Material shown Start Marker

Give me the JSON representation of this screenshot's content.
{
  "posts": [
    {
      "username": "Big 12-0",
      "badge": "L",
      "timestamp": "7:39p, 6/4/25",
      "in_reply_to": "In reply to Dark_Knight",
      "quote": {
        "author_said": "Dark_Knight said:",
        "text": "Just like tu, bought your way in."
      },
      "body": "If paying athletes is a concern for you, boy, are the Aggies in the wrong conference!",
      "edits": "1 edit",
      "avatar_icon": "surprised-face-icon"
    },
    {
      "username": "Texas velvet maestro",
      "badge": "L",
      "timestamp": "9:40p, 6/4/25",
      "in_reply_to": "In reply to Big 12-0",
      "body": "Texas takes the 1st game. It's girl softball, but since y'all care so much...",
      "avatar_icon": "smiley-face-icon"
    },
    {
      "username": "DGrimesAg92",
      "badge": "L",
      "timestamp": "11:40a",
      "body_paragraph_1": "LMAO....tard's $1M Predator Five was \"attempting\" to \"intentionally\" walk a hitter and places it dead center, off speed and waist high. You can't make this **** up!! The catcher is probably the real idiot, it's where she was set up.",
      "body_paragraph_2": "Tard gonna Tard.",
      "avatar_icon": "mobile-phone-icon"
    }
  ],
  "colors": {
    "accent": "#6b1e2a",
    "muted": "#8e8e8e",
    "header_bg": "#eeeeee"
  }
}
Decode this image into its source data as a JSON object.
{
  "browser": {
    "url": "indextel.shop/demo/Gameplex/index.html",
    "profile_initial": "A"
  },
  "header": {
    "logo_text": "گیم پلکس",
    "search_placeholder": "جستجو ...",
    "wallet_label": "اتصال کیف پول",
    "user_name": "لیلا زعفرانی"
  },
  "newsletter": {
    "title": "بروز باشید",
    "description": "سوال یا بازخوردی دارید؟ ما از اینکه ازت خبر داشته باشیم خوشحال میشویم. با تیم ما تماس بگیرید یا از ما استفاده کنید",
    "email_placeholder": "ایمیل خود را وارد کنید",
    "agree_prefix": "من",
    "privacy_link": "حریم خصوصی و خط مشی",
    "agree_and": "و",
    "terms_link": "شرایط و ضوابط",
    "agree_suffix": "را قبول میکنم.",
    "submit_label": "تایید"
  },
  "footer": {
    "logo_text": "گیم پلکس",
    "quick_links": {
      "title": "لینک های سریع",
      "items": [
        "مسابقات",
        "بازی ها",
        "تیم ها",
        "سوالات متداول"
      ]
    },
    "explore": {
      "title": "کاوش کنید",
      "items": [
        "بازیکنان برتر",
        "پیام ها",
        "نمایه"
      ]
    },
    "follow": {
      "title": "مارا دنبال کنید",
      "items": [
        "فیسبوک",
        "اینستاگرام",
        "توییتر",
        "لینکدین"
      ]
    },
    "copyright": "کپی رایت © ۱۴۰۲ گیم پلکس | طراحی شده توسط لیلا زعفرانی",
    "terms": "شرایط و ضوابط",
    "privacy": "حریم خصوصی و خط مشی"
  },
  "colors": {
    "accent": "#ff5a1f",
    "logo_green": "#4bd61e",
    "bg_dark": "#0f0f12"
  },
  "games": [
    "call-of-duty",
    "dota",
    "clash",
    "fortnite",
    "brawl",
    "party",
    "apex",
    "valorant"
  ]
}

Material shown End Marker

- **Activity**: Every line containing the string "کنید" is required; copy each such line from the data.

- **Answer area**:
    "description": "سوال یا بازخوردی دارید؟ ما از اینکه ازت خبر داشته باشیم خوشحال میشویم. با تیم ما تماس بگیرید یا از ما استفاده کنید",
    "email_placeholder": "ایمیل خود را وارد کنید",
      "title": "کاوش کنید",
      "title": "مارا دنبال کنید",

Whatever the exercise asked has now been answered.